Treasury Secretary Janet Yellen believes that the economy isn’t in a recession, and the latest gross domestic product numbers prove it.
U.S. GDP grew 2.6% in the third quarter, marking a turnaround after two consecutive quarters of contraction to start the year.
“What we’re seeing right now is solid growth this quarter,” Yellen told CNN. “We have a very strong labor market. I don’t see signs of a recession in this economy at this point.”
But while Yellen believes that the latest GDP numbers are evidence of strength, and a sign that the Federal Reserve’s efforts to reduce inflation are not significantly hurting the economy, other top economists argue that the figures are misleading and complain that the Fed may be overdoing it with interest rate hikes.
“The U.S. economy has continued to weaken, but once again, the top-line GDP number is hiding some of this weakness,” Raymond James chief economist, Eugenio Alemán, told Fortune, pointing to the fact that GDP was boosted by 2.8 percentage points owing to the shrinking trade deficit last quarter.
Comerica Bank’s chief economist, Bill Adams, explained that “a smaller trade deficit adds to GDP because it means more American spending is on goods and services produced here versus in other countries.”
Nobel laureate Paul Krugman also argued on Thursday that while the U.S. may not currently be in a recession, there is evidence that the economy will shrink from here.
“While this report made all the people who screamed ‘recession!’ look as foolish and partisan as they were, it was not, if you look under the hood, a sign that the worst is over,” he wrote on Twitter. “It suggests, at least to me, that there’s a lot of contraction still in the pipeline.”
In a separate tweet, Krugman, like Alemán, argued that the shrinking trade deficit was the main driver of the positive GDP figure, and that the strong dollar should reduce the benefit of the trade deficit in coming quarters as U.S. producers become less competitive on the global stage.
While the dollar has been outperforming most currencies throughout the year, Krugman noted that there are “long lags in the effects of exchange rates on trade,” which means that the trade deficit will likely be a “significant drag going forward.”
Krugman added that the Federal Reserve’s interest rate hikes also mean that the housing market will continue to slow, which should reduce GDP.
“Mortgage applications are down 70%, so a large housing slump is already baked in. If it hasn’t shown up yet, just wait,” he wrote.
Yellen, on the other hand, argued that the U.S. economy is still in a strong position, with unemployment at a 50-year low of just 3.5%, and consumer spending proving to be resilient.
Despite inflation and poor earnings from retailers like Amazon, consumer spending increased 0.6% in September, according to the Bureau of Economic Analysis.
Yellen also noted that U.S. households are in a strong position compared with their European peers, and that U.S. banks are “well capitalized,” which means they’re better prepared to cope with an economic slowdown.

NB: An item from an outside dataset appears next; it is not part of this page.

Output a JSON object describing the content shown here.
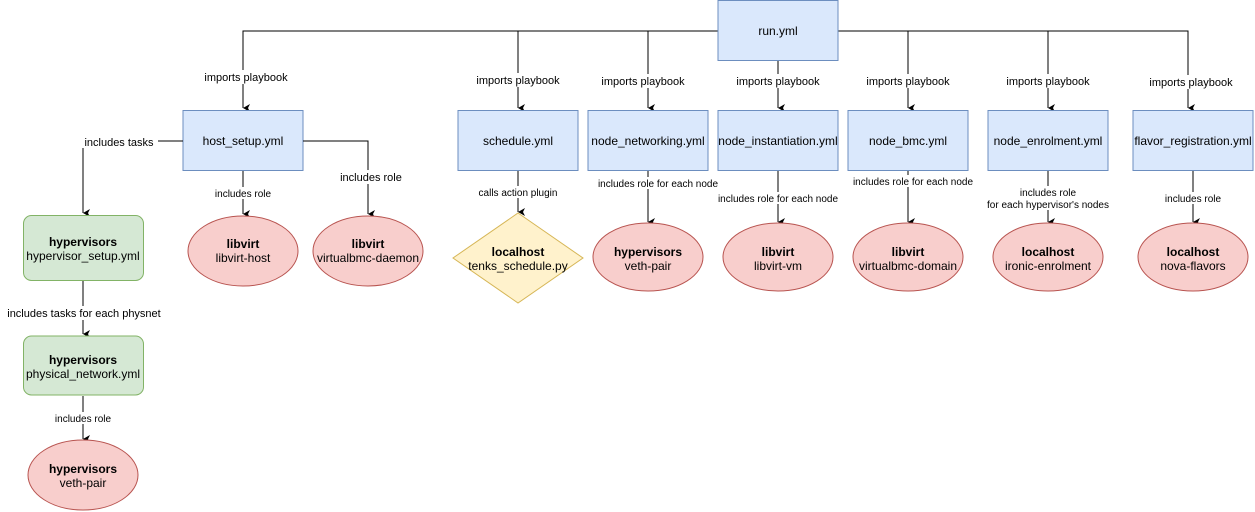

“If you look around the world, there are a lot of economies that are really suffering, not only from high inflation but very weak economic performance, and the United States stands out,” she said.
Yellen went on to stand by the policies of the Biden administration, arguing that they helped enable the impressive recovery of the labor market post-COVID compared with other developed economies.
“There were several problems that we could have had, and difficulties many American families could have faced,” she said. “These are problems we don’t have, because of what the Biden administration has done. So, often one doesn’t get credit for problems that don’t exist.”
Still, Yellen has previously admitted that the Federal Reserve will need both “great skill” and “good luck” to defeat inflation without sparking a recession.